Pervasive hybridization during evolutionary radiation of Rhododendron subgenus Hymenanthes in mountains of southwest China
ID: 613 / 238
Proposed Symposium Title: Pervasive hybridization during evolutionary radiation of Rhododendron subgenus Hymenanthes in mountains of southwest China
Jianquan Liu1,2, Richard Milne3, Quanjun Hu2, Yazheng Ma2, Xingxing Mao2, Ji Wang2
Affiliations: 1 College of Ecology, Lanzhou University, Lanzhou 730000, China 2 College of Life Science, Sichuan University, Chengdu 610064, China 3 Institute of Molecular Plant Sciences, The University of Edinburgh, Edinburgh EH9 3JH, UK

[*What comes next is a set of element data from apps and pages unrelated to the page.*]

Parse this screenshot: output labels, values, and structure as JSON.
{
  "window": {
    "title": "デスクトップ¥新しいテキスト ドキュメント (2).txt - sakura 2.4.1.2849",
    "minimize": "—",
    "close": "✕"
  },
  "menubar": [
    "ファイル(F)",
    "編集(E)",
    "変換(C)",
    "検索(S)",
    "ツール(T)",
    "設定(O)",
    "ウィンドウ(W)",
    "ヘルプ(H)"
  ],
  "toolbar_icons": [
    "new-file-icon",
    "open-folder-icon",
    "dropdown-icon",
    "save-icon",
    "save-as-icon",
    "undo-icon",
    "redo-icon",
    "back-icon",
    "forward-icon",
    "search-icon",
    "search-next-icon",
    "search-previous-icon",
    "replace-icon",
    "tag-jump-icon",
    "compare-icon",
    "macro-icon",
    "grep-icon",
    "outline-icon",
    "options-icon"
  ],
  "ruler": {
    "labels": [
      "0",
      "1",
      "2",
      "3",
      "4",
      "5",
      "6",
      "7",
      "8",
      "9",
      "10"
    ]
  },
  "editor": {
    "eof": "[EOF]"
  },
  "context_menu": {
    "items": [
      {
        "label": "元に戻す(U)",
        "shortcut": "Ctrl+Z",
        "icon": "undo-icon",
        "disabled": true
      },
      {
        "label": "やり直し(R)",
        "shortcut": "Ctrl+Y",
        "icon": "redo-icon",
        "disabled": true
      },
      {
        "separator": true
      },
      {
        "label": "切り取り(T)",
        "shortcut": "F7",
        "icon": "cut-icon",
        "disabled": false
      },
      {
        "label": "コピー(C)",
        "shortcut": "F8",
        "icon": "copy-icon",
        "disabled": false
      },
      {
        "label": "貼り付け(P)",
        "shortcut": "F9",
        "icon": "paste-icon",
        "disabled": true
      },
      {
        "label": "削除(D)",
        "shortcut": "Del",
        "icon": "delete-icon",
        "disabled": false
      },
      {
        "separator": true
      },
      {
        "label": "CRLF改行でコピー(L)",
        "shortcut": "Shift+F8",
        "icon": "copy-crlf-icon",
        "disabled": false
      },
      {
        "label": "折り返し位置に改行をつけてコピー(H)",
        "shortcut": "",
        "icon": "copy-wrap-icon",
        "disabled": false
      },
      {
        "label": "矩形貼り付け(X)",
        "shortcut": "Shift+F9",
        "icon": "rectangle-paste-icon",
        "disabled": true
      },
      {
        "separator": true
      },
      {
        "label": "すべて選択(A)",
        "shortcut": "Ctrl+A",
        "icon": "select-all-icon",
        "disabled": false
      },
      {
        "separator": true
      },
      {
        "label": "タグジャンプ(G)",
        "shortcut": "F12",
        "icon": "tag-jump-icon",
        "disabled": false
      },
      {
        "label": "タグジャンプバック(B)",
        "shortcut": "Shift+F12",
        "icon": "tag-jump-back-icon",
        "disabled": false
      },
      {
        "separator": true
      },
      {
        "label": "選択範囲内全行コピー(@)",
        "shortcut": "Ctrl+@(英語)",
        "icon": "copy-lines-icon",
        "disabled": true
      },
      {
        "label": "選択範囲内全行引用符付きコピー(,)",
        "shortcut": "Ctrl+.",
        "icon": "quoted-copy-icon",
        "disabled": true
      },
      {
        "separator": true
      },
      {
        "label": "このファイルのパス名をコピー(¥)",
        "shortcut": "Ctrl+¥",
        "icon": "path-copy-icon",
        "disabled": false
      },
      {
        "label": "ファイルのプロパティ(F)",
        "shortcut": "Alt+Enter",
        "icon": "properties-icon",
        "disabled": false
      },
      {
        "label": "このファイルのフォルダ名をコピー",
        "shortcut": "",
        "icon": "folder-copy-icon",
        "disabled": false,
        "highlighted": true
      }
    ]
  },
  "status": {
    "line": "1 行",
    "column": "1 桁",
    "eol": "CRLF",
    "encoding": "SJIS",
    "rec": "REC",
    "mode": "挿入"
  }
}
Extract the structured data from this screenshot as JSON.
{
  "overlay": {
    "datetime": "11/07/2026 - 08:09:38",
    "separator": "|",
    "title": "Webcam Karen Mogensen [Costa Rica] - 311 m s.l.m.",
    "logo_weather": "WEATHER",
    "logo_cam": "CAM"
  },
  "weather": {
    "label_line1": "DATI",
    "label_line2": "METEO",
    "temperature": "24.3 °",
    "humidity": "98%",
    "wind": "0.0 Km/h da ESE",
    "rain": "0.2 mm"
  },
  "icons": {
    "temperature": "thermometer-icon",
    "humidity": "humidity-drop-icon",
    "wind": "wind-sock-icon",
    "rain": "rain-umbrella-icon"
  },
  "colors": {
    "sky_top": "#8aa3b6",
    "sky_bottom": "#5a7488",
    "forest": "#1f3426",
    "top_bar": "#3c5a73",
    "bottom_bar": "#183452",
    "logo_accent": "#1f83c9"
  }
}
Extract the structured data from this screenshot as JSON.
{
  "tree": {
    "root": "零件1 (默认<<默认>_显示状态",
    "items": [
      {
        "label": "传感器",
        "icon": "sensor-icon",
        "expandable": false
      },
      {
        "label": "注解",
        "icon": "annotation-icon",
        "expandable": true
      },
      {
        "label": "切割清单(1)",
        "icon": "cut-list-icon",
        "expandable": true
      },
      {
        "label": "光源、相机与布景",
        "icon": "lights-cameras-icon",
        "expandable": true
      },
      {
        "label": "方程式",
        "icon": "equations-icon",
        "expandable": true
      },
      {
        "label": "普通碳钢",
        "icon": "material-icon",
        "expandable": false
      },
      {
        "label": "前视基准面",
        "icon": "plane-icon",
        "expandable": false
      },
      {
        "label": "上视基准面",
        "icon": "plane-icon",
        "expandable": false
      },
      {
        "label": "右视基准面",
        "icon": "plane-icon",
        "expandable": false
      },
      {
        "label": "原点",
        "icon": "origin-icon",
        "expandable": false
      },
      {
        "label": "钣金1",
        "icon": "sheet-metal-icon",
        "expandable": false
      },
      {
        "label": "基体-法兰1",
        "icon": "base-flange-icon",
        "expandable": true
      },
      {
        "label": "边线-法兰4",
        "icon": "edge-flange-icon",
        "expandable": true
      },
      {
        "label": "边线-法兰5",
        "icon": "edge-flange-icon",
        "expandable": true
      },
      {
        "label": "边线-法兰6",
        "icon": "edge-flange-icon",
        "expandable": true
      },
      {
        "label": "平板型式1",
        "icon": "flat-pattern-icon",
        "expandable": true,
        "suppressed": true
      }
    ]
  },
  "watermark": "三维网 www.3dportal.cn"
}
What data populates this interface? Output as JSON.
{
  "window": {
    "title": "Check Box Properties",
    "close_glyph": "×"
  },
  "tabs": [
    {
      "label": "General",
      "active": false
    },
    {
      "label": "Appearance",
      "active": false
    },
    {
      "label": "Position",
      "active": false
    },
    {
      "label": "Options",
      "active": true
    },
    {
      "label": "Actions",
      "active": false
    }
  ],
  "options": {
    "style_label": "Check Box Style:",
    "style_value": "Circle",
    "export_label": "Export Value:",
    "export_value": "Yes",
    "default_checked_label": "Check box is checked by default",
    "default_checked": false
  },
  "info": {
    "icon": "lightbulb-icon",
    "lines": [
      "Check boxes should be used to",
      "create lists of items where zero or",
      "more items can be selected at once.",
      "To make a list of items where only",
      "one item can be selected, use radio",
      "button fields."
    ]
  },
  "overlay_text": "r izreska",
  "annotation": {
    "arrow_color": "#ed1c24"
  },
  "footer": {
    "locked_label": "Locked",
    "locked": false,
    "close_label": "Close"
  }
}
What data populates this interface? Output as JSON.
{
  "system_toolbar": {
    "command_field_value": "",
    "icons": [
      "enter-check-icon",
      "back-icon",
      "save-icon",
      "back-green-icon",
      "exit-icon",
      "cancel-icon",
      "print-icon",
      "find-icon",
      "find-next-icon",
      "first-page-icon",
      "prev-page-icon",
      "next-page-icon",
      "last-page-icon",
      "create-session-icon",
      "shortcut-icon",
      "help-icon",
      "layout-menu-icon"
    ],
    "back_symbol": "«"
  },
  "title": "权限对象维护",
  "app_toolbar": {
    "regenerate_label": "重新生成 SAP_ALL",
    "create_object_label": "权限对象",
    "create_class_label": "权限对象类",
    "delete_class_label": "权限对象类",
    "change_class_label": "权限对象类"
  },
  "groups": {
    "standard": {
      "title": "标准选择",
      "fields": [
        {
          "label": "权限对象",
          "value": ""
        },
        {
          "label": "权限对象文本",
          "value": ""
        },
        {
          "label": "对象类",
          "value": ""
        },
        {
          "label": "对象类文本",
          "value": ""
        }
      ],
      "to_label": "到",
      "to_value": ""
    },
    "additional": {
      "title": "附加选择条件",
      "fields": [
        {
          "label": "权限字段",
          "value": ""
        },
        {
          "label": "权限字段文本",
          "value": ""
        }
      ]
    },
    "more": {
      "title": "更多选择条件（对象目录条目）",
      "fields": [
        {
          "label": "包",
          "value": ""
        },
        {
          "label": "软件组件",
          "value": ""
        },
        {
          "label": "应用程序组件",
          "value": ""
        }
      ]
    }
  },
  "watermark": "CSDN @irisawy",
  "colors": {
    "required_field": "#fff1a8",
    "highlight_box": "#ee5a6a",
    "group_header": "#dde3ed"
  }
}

Radiations are especially important for generating species biodiversity in mountainous ecosystems. The contribution of hybridization to such radiations has rarely been examined. Here, we use extensive genomic data to test whether hybridization was involved in evolutionary radiation within Rhododendron subgenus Hymenanthes, whose members show strong geographic isolation in the mountains of southwest China. We sequenced genomes for 143 species of this subgenus and 93 species of four other subgenera, and found that Hymenanthes was monophyletic and radiated during the late Oligocene to middle Miocene. Widespread hybridization events were inferred within and between the identified clades and subclades. This suggests that hybridization occurred both early and late during diversification of subgenus Hymenanthes, although the extent to which hybridization, speciation through mixing-isolation-mixing or hybrid speciation, accelerated the diversification needs further exploration. Cycles of isolation and contact in such and other montane ecosystems may have together promoted species radiation through hybridization between diverging populations and species. Similar radiation processes may apply to other montane floras in this region and elsewhere.